North Carolina lawmakers are trying again—the fourth attempt in seven years—to pass a constitutional amendment that would limit the government’s ability to use eminent domain to seize private property. Last month, the House approved the measure 104-9, representing the first NFIB/NC victory vote of the session.
Under the bill, HB 3, the use of eminent domain would be restricted to public use—such as government facilities, roads, or utility infrastructure—and prohibited in instances where the government claims property and then sells it to a private developer. Property owners would also have the opportunity for a jury trial to determine a payment amount in the use of eminent domain. Rep. Chuck McGrady, the bill’s sponsor, said courts have sometimes expanded the use of eminent domain for public purpose or public benefit, and North Carolina is one of just a few states without constitutional limits on this practice, WRAL TV reported.
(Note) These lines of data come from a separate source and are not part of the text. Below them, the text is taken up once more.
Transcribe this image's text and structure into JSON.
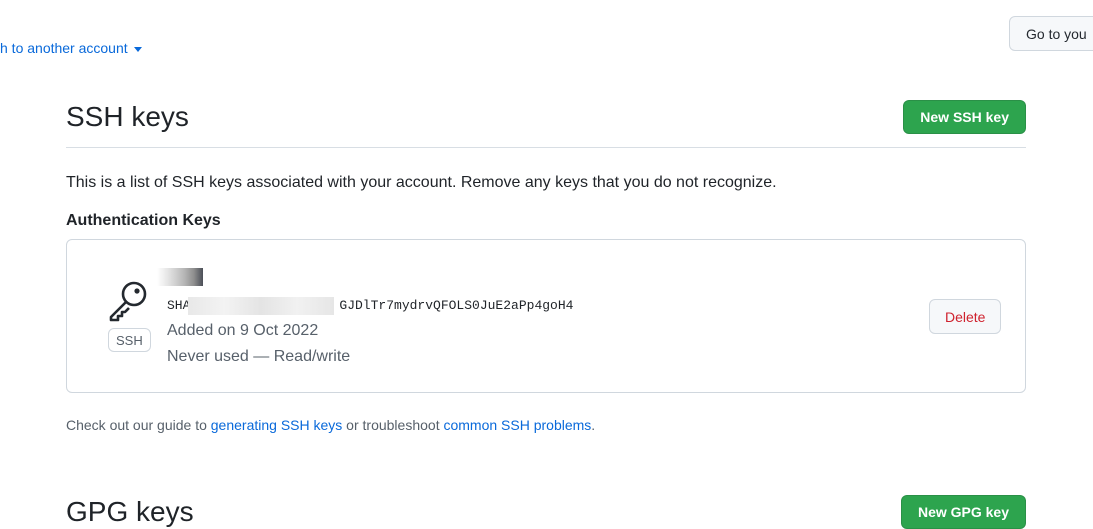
{
  "top": {
    "switch_account": "h to another account",
    "goto_button": "Go to you"
  },
  "ssh": {
    "title": "SSH keys",
    "new_button": "New SSH key",
    "intro": "This is a list of SSH keys associated with your account. Remove any keys that you do not recognize.",
    "auth_heading": "Authentication Keys",
    "key": {
      "badge": "SSH",
      "fingerprint_prefix": "SHA",
      "fingerprint_visible": "GJDlTr7mydrvQFOLS0JuE2aPp4goH4",
      "added": "Added on 9 Oct 2022",
      "usage": "Never used — Read/write",
      "delete_label": "Delete"
    },
    "guide": {
      "prefix": "Check out our guide to ",
      "link1": "generating SSH keys",
      "middle": " or troubleshoot ",
      "link2": "common SSH problems",
      "suffix": "."
    }
  },
  "gpg": {
    "title": "GPG keys",
    "new_button": "New GPG key"
  },
  "colors": {
    "accent_blue": "#0969da",
    "button_green": "#2da44e",
    "danger_red": "#cf222e"
  },
  "icons": [
    "caret-down-icon",
    "key-icon"
  ]
}
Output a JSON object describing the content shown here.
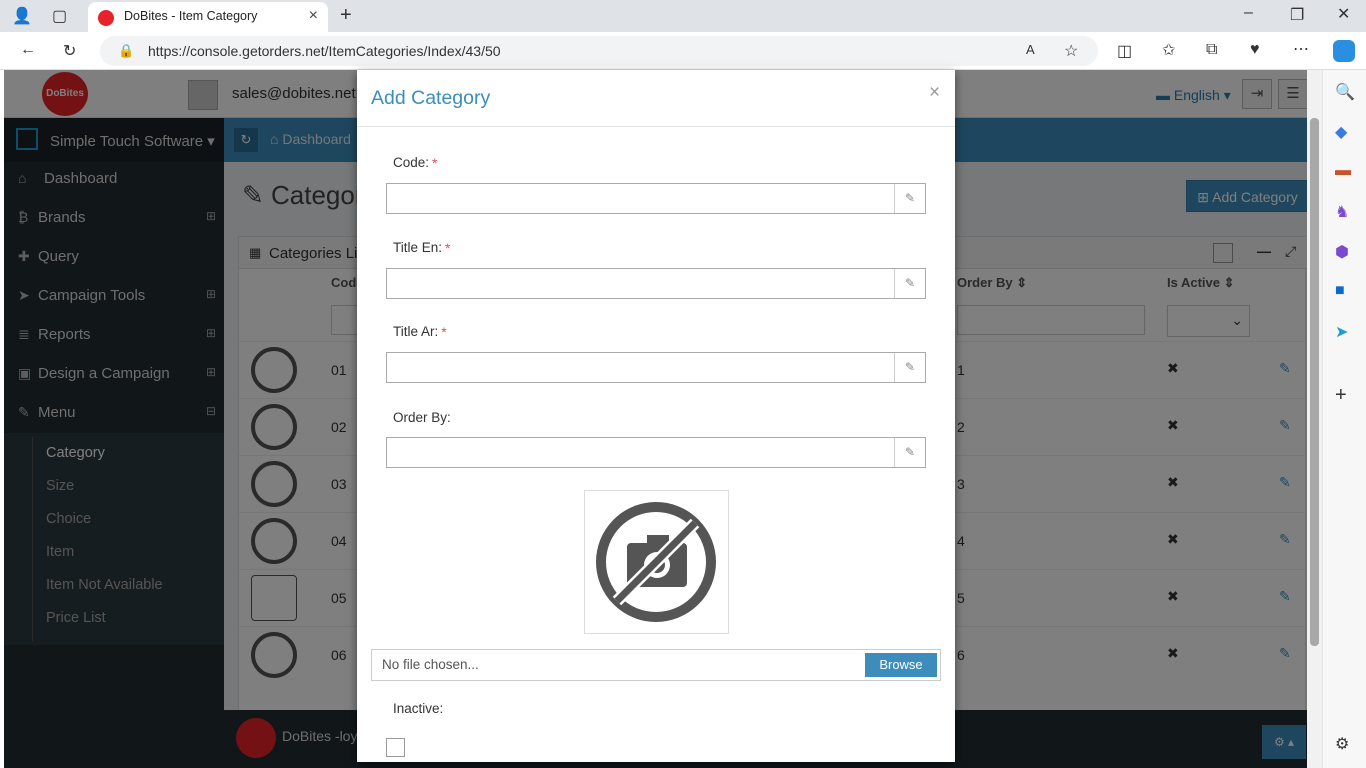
{
  "browser": {
    "tab_title": "DoBites - Item Category",
    "url": "https://console.getorders.net/ItemCategories/Index/43/50"
  },
  "header": {
    "logo_text": "DoBites",
    "user_email": "sales@dobites.net",
    "language": "English"
  },
  "sidebar": {
    "company": "Simple Touch Software",
    "items": [
      {
        "label": "Dashboard",
        "icon": "home-icon"
      },
      {
        "label": "Brands",
        "icon": "bitcoin-icon"
      },
      {
        "label": "Query",
        "icon": "puzzle-icon"
      },
      {
        "label": "Campaign Tools",
        "icon": "send-icon"
      },
      {
        "label": "Reports",
        "icon": "database-icon"
      },
      {
        "label": "Design a Campaign",
        "icon": "briefcase-icon"
      },
      {
        "label": "Menu",
        "icon": "edit-icon"
      }
    ],
    "submenu": [
      "Category",
      "Size",
      "Choice",
      "Item",
      "Item Not Available",
      "Price List"
    ]
  },
  "content": {
    "breadcrumb": "Dashboard",
    "page_title": "Categori",
    "add_button": "Add Category",
    "panel_title": "Categories Lis",
    "columns": {
      "code": "Code",
      "order_by": "Order By",
      "is_active": "Is Active"
    },
    "rows": [
      {
        "code": "01",
        "order": "1"
      },
      {
        "code": "02",
        "order": "2"
      },
      {
        "code": "03",
        "order": "3"
      },
      {
        "code": "04",
        "order": "4"
      },
      {
        "code": "05",
        "order": "5"
      },
      {
        "code": "06",
        "order": "6"
      }
    ],
    "footer_text": "DoBites -loya"
  },
  "modal": {
    "title": "Add Category",
    "close": "×",
    "fields": {
      "code": "Code:",
      "title_en": "Title En:",
      "title_ar": "Title Ar:",
      "order_by": "Order By:"
    },
    "required_mark": "*",
    "file_placeholder": "No file chosen...",
    "browse": "Browse",
    "inactive": "Inactive:"
  },
  "colors": {
    "accent": "#3c8dbc",
    "sidebar": "#222d32",
    "brand_red": "#e8222a"
  }
}
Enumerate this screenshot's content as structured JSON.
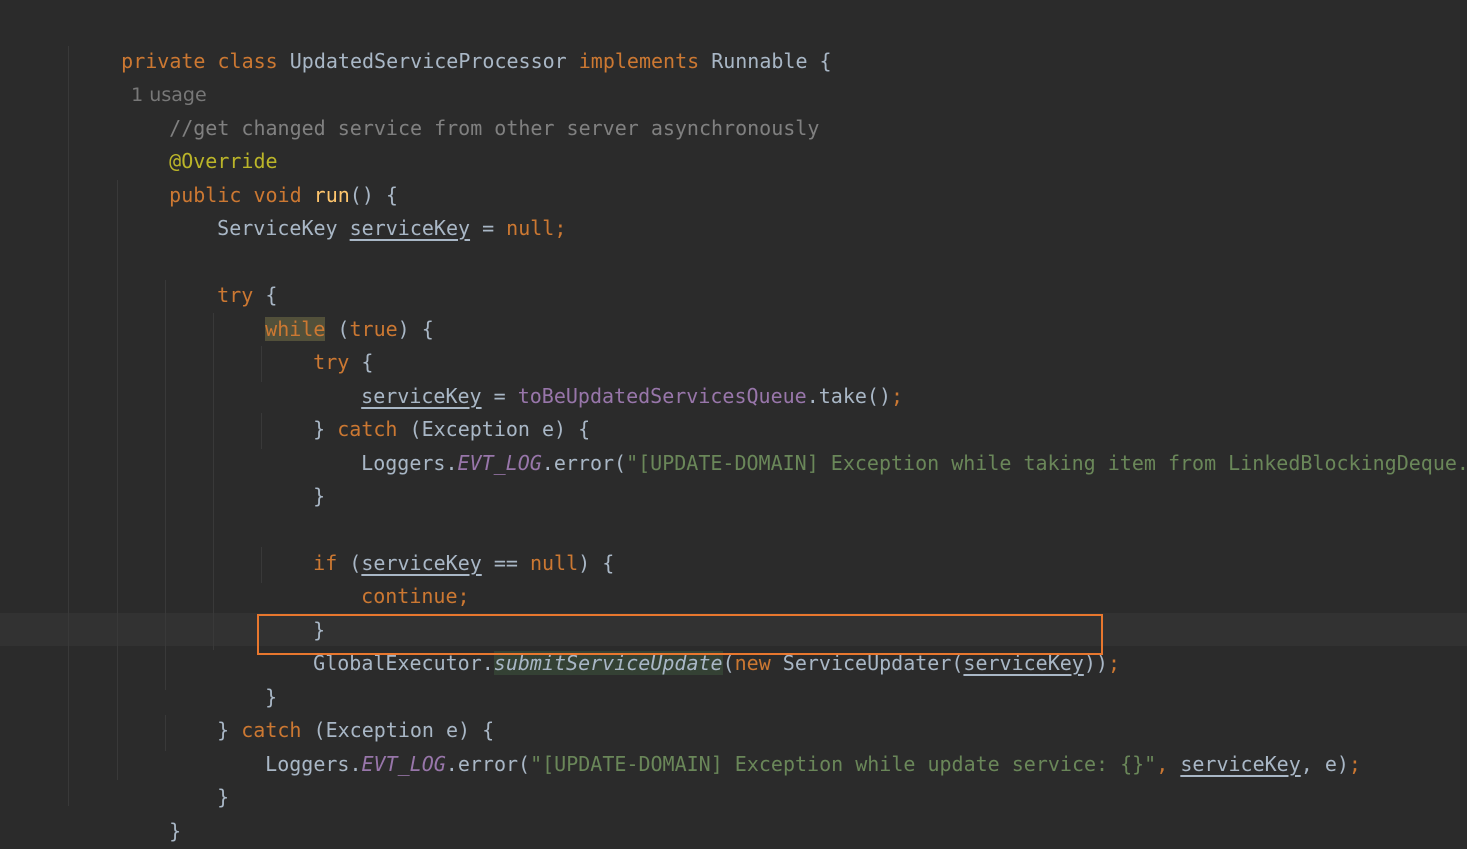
{
  "editor": {
    "usage_hint": "1 usage",
    "lines": {
      "l1": {
        "kw1": "private class ",
        "name": "UpdatedServiceProcessor ",
        "kw2": "implements ",
        "iface": "Runnable {"
      },
      "l3": {
        "comment": "//get changed service from other server asynchronously"
      },
      "l4": {
        "annotation": "@Override"
      },
      "l5": {
        "kw": "public void ",
        "fn": "run",
        "rest": "() {"
      },
      "l6": {
        "type": "ServiceKey ",
        "var": "serviceKey",
        "eq": " = ",
        "null": "null;"
      },
      "l8": {
        "kw": "try",
        "rest": " {"
      },
      "l9": {
        "kw": "while",
        "p1": " (",
        "val": "true",
        "p2": ") {"
      },
      "l10": {
        "kw": "try",
        "rest": " {"
      },
      "l11": {
        "var": "serviceKey",
        "eq": " = ",
        "field": "toBeUpdatedServicesQueue",
        "call": ".take()",
        "semi": ";"
      },
      "l12": {
        "brace": "} ",
        "kw": "catch",
        "rest": " (Exception e) {"
      },
      "l13": {
        "cls": "Loggers.",
        "field": "EVT_LOG",
        "call": ".error(",
        "str": "\"[UPDATE-DOMAIN] Exception while taking item from LinkedBlockingDeque.\"",
        "end": ")",
        "semi": ";"
      },
      "l14": {
        "brace": "}"
      },
      "l16": {
        "kw": "if",
        "p1": " (",
        "var": "serviceKey",
        "op": " == ",
        "null": "null",
        "p2": ") {"
      },
      "l17": {
        "kw": "continue;"
      },
      "l18": {
        "brace": "}"
      },
      "l19": {
        "cls": "GlobalExecutor.",
        "meth": "submitServiceUpdate",
        "p1": "(",
        "kw": "new ",
        "ctor": "ServiceUpdater(",
        "var": "serviceKey",
        "p2": "))",
        "semi": ";"
      },
      "l20": {
        "brace": "}"
      },
      "l21": {
        "brace": "} ",
        "kw": "catch",
        "rest": " (Exception e) {"
      },
      "l22": {
        "cls": "Loggers.",
        "field": "EVT_LOG",
        "call": ".error(",
        "str": "\"[UPDATE-DOMAIN] Exception while update service: {}\"",
        "comma1": ", ",
        "var": "serviceKey",
        "comma2": ", e)",
        "semi": ";"
      },
      "l23": {
        "brace": "}"
      },
      "l24": {
        "brace": "}"
      },
      "l25": {
        "brace": "}"
      }
    }
  },
  "colors": {
    "background": "#2b2b2b",
    "keyword": "#cc7832",
    "text": "#a9b7c6",
    "string": "#6a8759",
    "field": "#9876aa",
    "annotation": "#bbb529",
    "method_decl": "#ffc66d",
    "highlight_box": "#e8772e"
  }
}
The bill now heads to the Senate, which in the past hasn’t held a vote on this proposal. There is, however, an identical Senate bill filed by Sen. Brent Jackson that has 16 Republican co-sponsors. If passed by the Senate, voters would weigh in on the amendment during the Nov. 2018 election.